■ YOUR ASSIGNMENT ■
Print out each record, keeping it identical to the original.

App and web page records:
═══

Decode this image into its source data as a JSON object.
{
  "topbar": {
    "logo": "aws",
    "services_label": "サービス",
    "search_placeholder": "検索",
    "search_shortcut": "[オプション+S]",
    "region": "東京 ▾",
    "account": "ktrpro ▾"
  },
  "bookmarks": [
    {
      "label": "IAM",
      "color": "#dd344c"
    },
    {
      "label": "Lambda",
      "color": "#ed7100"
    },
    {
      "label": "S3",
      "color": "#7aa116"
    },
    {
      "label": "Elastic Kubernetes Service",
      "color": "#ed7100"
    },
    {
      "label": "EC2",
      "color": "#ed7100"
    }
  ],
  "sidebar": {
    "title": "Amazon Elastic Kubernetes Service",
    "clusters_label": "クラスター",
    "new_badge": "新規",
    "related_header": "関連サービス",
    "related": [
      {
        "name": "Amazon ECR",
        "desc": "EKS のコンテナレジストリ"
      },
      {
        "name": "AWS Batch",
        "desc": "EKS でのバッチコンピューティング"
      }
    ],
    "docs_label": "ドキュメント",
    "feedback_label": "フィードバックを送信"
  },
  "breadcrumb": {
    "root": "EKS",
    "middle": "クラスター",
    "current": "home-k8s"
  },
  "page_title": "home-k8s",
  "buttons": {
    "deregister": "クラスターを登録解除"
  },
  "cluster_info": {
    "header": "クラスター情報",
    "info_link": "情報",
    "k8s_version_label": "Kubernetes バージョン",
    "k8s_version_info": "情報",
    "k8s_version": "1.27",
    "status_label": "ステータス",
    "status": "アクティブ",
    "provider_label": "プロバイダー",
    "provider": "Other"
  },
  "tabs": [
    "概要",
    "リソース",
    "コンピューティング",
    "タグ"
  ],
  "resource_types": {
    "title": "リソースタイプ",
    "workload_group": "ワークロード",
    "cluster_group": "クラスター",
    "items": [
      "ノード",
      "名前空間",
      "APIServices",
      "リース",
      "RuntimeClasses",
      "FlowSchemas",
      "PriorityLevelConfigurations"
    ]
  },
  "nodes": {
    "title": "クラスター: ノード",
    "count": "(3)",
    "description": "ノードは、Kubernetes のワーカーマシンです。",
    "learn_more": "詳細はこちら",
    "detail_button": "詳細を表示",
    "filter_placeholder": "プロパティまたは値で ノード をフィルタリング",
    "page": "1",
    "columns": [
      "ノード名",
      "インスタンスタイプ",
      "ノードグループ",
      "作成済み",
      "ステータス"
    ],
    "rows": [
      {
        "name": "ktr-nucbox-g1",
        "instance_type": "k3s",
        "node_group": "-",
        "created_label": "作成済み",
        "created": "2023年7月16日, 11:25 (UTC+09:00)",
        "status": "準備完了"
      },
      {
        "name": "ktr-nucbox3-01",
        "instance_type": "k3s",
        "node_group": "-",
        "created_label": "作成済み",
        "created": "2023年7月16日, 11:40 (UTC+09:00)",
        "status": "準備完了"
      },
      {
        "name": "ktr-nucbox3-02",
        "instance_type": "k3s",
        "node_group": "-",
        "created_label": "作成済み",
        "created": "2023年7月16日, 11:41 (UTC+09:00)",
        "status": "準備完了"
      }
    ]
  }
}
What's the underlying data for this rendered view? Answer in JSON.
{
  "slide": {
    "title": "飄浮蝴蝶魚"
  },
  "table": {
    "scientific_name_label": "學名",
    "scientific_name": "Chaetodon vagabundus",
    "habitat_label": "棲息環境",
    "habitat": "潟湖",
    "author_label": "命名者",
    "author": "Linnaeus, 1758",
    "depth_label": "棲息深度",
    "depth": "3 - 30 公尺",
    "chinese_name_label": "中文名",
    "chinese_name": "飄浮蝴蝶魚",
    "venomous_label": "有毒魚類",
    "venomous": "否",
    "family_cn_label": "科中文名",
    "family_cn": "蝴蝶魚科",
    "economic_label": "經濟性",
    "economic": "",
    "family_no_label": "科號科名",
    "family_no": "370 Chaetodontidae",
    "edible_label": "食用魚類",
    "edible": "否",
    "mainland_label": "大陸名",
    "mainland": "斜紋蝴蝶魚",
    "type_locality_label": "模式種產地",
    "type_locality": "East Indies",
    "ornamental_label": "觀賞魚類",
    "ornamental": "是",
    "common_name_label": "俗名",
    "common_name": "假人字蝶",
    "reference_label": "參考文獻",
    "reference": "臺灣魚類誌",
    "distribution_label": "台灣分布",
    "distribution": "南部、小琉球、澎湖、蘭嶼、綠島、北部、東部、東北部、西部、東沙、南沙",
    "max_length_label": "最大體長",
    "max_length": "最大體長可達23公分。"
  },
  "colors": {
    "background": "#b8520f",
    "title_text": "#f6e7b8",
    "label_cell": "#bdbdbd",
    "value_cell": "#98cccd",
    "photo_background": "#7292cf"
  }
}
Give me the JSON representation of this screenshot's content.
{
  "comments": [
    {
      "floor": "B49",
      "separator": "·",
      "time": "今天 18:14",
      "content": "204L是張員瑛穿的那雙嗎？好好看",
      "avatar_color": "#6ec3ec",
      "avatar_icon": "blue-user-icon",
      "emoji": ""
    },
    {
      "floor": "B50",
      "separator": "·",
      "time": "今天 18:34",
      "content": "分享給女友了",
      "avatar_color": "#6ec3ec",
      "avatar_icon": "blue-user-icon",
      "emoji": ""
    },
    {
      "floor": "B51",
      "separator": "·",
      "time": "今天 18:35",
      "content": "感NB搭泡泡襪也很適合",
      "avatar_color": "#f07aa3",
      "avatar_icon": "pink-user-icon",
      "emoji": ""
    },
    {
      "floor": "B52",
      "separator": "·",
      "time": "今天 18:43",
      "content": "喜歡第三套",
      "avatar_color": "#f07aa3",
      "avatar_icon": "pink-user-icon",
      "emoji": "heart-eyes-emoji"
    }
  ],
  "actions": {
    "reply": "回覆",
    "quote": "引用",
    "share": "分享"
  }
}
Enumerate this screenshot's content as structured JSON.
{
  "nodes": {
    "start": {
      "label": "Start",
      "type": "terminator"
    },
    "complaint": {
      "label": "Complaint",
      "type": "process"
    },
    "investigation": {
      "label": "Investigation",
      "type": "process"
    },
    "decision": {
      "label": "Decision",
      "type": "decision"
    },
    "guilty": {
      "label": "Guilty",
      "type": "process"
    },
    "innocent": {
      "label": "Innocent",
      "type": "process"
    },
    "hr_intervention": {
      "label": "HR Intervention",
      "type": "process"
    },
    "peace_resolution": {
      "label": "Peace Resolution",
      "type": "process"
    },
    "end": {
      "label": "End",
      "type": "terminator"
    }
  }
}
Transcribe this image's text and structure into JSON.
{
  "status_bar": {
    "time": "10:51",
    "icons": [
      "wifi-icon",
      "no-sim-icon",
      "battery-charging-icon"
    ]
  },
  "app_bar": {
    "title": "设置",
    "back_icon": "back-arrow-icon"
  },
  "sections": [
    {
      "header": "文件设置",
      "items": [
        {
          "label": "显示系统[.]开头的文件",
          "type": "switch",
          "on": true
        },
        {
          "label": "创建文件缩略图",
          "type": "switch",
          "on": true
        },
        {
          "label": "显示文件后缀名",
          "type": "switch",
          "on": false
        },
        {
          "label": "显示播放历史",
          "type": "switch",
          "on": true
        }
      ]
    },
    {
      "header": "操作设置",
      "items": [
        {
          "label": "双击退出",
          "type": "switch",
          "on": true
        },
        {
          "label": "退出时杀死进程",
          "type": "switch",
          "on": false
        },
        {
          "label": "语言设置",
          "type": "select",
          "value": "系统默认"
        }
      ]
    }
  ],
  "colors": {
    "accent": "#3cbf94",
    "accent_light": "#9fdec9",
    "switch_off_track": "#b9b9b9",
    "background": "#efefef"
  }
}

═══

■ SOLUTION TO THIS PROBLEM ■
Decode this image into its source data as a JSON object.
{
  "topbar": {
    "logo": "aws",
    "services_label": "サービス",
    "search_placeholder": "検索",
    "search_shortcut": "[オプション+S]",
    "region": "東京 ▾",
    "account": "ktrpro ▾"
  },
  "bookmarks": [
    {
      "label": "IAM",
      "color": "#dd344c"
    },
    {
      "label": "Lambda",
      "color": "#ed7100"
    },
    {
      "label": "S3",
      "color": "#7aa116"
    },
    {
      "label": "Elastic Kubernetes Service",
      "color": "#ed7100"
    },
    {
      "label": "EC2",
      "color": "#ed7100"
    }
  ],
  "sidebar": {
    "title": "Amazon Elastic Kubernetes Service",
    "clusters_label": "クラスター",
    "new_badge": "新規",
    "related_header": "関連サービス",
    "related": [
      {
        "name": "Amazon ECR",
        "desc": "EKS のコンテナレジストリ"
      },
      {
        "name": "AWS Batch",
        "desc": "EKS でのバッチコンピューティング"
      }
    ],
    "docs_label": "ドキュメント",
    "feedback_label": "フィードバックを送信"
  },
  "breadcrumb": {
    "root": "EKS",
    "middle": "クラスター",
    "current": "home-k8s"
  },
  "page_title": "home-k8s",
  "buttons": {
    "deregister": "クラスターを登録解除"
  },
  "cluster_info": {
    "header": "クラスター情報",
    "info_link": "情報",
    "k8s_version_label": "Kubernetes バージョン",
    "k8s_version_info": "情報",
    "k8s_version": "1.27",
    "status_label": "ステータス",
    "status": "アクティブ",
    "provider_label": "プロバイダー",
    "provider": "Other"
  },
  "tabs": [
    "概要",
    "リソース",
    "コンピューティング",
    "タグ"
  ],
  "resource_types": {
    "title": "リソースタイプ",
    "workload_group": "ワークロード",
    "cluster_group": "クラスター",
    "items": [
      "ノード",
      "名前空間",
      "APIServices",
      "リース",
      "RuntimeClasses",
      "FlowSchemas",
      "PriorityLevelConfigurations"
    ]
  },
  "nodes": {
    "title": "クラスター: ノード",
    "count": "(3)",
    "description": "ノードは、Kubernetes のワーカーマシンです。",
    "learn_more": "詳細はこちら",
    "detail_button": "詳細を表示",
    "filter_placeholder": "プロパティまたは値で ノード をフィルタリング",
    "page": "1",
    "columns": [
      "ノード名",
      "インスタンスタイプ",
      "ノードグループ",
      "作成済み",
      "ステータス"
    ],
    "rows": [
      {
        "name": "ktr-nucbox-g1",
        "instance_type": "k3s",
        "node_group": "-",
        "created_label": "作成済み",
        "created": "2023年7月16日, 11:25 (UTC+09:00)",
        "status": "準備完了"
      },
      {
        "name": "ktr-nucbox3-01",
        "instance_type": "k3s",
        "node_group": "-",
        "created_label": "作成済み",
        "created": "2023年7月16日, 11:40 (UTC+09:00)",
        "status": "準備完了"
      },
      {
        "name": "ktr-nucbox3-02",
        "instance_type": "k3s",
        "node_group": "-",
        "created_label": "作成済み",
        "created": "2023年7月16日, 11:41 (UTC+09:00)",
        "status": "準備完了"
      }
    ]
  }
}
What's the underlying data for this rendered view? Answer in JSON.
{
  "slide": {
    "title": "飄浮蝴蝶魚"
  },
  "table": {
    "scientific_name_label": "學名",
    "scientific_name": "Chaetodon vagabundus",
    "habitat_label": "棲息環境",
    "habitat": "潟湖",
    "author_label": "命名者",
    "author": "Linnaeus, 1758",
    "depth_label": "棲息深度",
    "depth": "3 - 30 公尺",
    "chinese_name_label": "中文名",
    "chinese_name": "飄浮蝴蝶魚",
    "venomous_label": "有毒魚類",
    "venomous": "否",
    "family_cn_label": "科中文名",
    "family_cn": "蝴蝶魚科",
    "economic_label": "經濟性",
    "economic": "",
    "family_no_label": "科號科名",
    "family_no": "370 Chaetodontidae",
    "edible_label": "食用魚類",
    "edible": "否",
    "mainland_label": "大陸名",
    "mainland": "斜紋蝴蝶魚",
    "type_locality_label": "模式種產地",
    "type_locality": "East Indies",
    "ornamental_label": "觀賞魚類",
    "ornamental": "是",
    "common_name_label": "俗名",
    "common_name": "假人字蝶",
    "reference_label": "參考文獻",
    "reference": "臺灣魚類誌",
    "distribution_label": "台灣分布",
    "distribution": "南部、小琉球、澎湖、蘭嶼、綠島、北部、東部、東北部、西部、東沙、南沙",
    "max_length_label": "最大體長",
    "max_length": "最大體長可達23公分。"
  },
  "colors": {
    "background": "#b8520f",
    "title_text": "#f6e7b8",
    "label_cell": "#bdbdbd",
    "value_cell": "#98cccd",
    "photo_background": "#7292cf"
  }
}
Give me the JSON representation of this screenshot's content.
{
  "comments": [
    {
      "floor": "B49",
      "separator": "·",
      "time": "今天 18:14",
      "content": "204L是張員瑛穿的那雙嗎？好好看",
      "avatar_color": "#6ec3ec",
      "avatar_icon": "blue-user-icon",
      "emoji": ""
    },
    {
      "floor": "B50",
      "separator": "·",
      "time": "今天 18:34",
      "content": "分享給女友了",
      "avatar_color": "#6ec3ec",
      "avatar_icon": "blue-user-icon",
      "emoji": ""
    },
    {
      "floor": "B51",
      "separator": "·",
      "time": "今天 18:35",
      "content": "感NB搭泡泡襪也很適合",
      "avatar_color": "#f07aa3",
      "avatar_icon": "pink-user-icon",
      "emoji": ""
    },
    {
      "floor": "B52",
      "separator": "·",
      "time": "今天 18:43",
      "content": "喜歡第三套",
      "avatar_color": "#f07aa3",
      "avatar_icon": "pink-user-icon",
      "emoji": "heart-eyes-emoji"
    }
  ],
  "actions": {
    "reply": "回覆",
    "quote": "引用",
    "share": "分享"
  }
}
Enumerate this screenshot's content as structured JSON.
{
  "nodes": {
    "start": {
      "label": "Start",
      "type": "terminator"
    },
    "complaint": {
      "label": "Complaint",
      "type": "process"
    },
    "investigation": {
      "label": "Investigation",
      "type": "process"
    },
    "decision": {
      "label": "Decision",
      "type": "decision"
    },
    "guilty": {
      "label": "Guilty",
      "type": "process"
    },
    "innocent": {
      "label": "Innocent",
      "type": "process"
    },
    "hr_intervention": {
      "label": "HR Intervention",
      "type": "process"
    },
    "peace_resolution": {
      "label": "Peace Resolution",
      "type": "process"
    },
    "end": {
      "label": "End",
      "type": "terminator"
    }
  }
}
Transcribe this image's text and structure into JSON.
{
  "status_bar": {
    "time": "10:51",
    "icons": [
      "wifi-icon",
      "no-sim-icon",
      "battery-charging-icon"
    ]
  },
  "app_bar": {
    "title": "设置",
    "back_icon": "back-arrow-icon"
  },
  "sections": [
    {
      "header": "文件设置",
      "items": [
        {
          "label": "显示系统[.]开头的文件",
          "type": "switch",
          "on": true
        },
        {
          "label": "创建文件缩略图",
          "type": "switch",
          "on": true
        },
        {
          "label": "显示文件后缀名",
          "type": "switch",
          "on": false
        },
        {
          "label": "显示播放历史",
          "type": "switch",
          "on": true
        }
      ]
    },
    {
      "header": "操作设置",
      "items": [
        {
          "label": "双击退出",
          "type": "switch",
          "on": true
        },
        {
          "label": "退出时杀死进程",
          "type": "switch",
          "on": false
        },
        {
          "label": "语言设置",
          "type": "select",
          "value": "系统默认"
        }
      ]
    }
  ],
  "colors": {
    "accent": "#3cbf94",
    "accent_light": "#9fdec9",
    "switch_off_track": "#b9b9b9",
    "background": "#efefef"
  }
}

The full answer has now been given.